What is the most challenging thing about making mods for you?Top ^
There's a lot of things about modding that makes it a challenge. But I'd have to say "staying on track" has to be my main challenge. Whether adding to or tweaking a mod it becomes difficult to maintain the core concept and theme of the initial creation; such as with the Digital Surfer series. Only now looking back I notice a sudden deviation from the concept of "surfing" straight into a full whimsical comedic theme. From the elegant bubbly water surfer to... a Choco Taco. It's only obvious now that it belongs in a seperate thread entirely.
What are you currently working on?Top ^
What aren't I working on? Someone requested I make a candy fox, I'm helping some other modders with their projects, slowly chiseling at other requested projects, etc. etc. A modder's work is never done!
What type of mods would you most like to see in the future?Top ^
Honestly, if I mention anything here it'll make the article obsolete by tomorrow when somebody attempts to make it, ey? haha.
I'd like to see more obscure mods and mob mods, deco mods, misc. things like that. Just imagine the cool stuff you could do with torch vfx!
If you could change attachment and VFX points, what mod would you want to make?Top ^
That's a tough question, haha. With what's already available in the different mounts and costumes we have an overwhelming plethora of modding capacity. Through the use of voxel Meshes we can implement all sorts of crazy things with popcornFX too!
Since we've only just scratched the surface of Trove's actual modding capacity, all I can do is look forward to what comes out next.
What could the dev team do to help you create mods?Top ^

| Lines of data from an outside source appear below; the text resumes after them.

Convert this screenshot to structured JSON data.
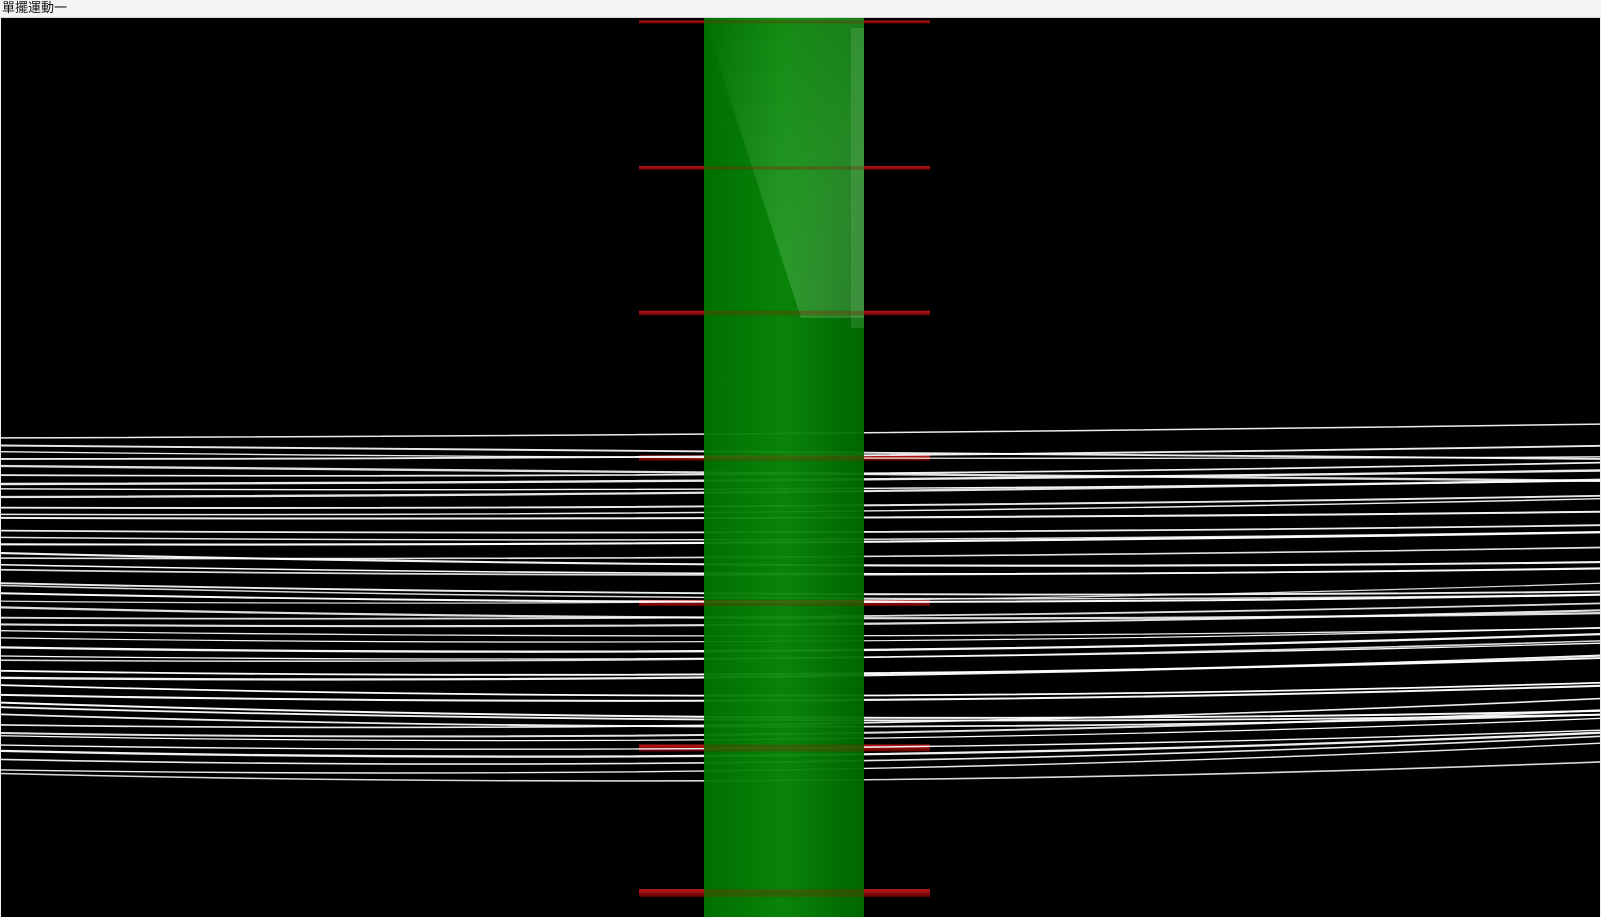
{
  "window": {
    "title": "單擺運動一"
  },
  "scene": {
    "background_color": "#000000",
    "column_color": "#007a00",
    "column_highlight_color": "#5fbf5f",
    "bar_color": "#8b0000",
    "string_color": "#ffffff"
  }
}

Well, they already use the affordable/freely-available Voxel Design model for the scope of in-game objects and everything. They use a freely-available PopcornFX for their VFX work. The only things left to tweak are Skeletons/Animations (which would be EXTREMELY difficult!!!), and sound .bnk modding availability.
For them to transition their skeletal animation properties to another format would be an absurd request, in reality. Sound .bnk modding is understandably off-limits (but still currently doable).
There's not much left to ask of them other than to keep releasing new cool stuff to mod.
Do you have any advice to give to new modders?Top ^
Don't let anyone or any project intimidate you. With enough perserverence you will definitely complete whatever you wanted to make - as long as you know your realistic limits. Also, never be afraid to ask the community for help!
Is there anything else you would like to share with the community?Top ^
There is a saying of "Art for art's sake", and a quote in retort to that:
“Art for art's sake is an empty phrase. Art for the sake of truth, art for the sake of the good and the beautiful, that is the faith I am searching for.” - George Sand
To mod for the sake of credits is an empty endaevor that will fail. To mod for the sake of hype is manipulation through artwork. There is a motif to modding and that is to further expand the game we love. Whether by filling in percieved gaps, or expanding on existing themes to push the boundaries. We must also never forget that a mod becomes a community endaevor upon release with its creator as the vanguard.
Also, some misconceptions on "challenges" to modding should be addressed:
Making sure it fits Trove is irrelevant when the goal is to create an item that suits your taste while appealing to the community - actual acceptance is dependant on factors elaborated in the Trove Creations Wiki on abiding by Trove's innate style - mods and modding exist outside this paradigm.
Making it look "good" is a non-factor as all forms of art are accepted by some and rejected by others - the goal is to create a mod which appeals to your own tastes and which appeals to the community as releasing the mod to the community itself is a personal choice.
No matter whether you make stuff for Trove Creations, you're a modder, or an in-game builder reading this: Never stop pushing the boundaries!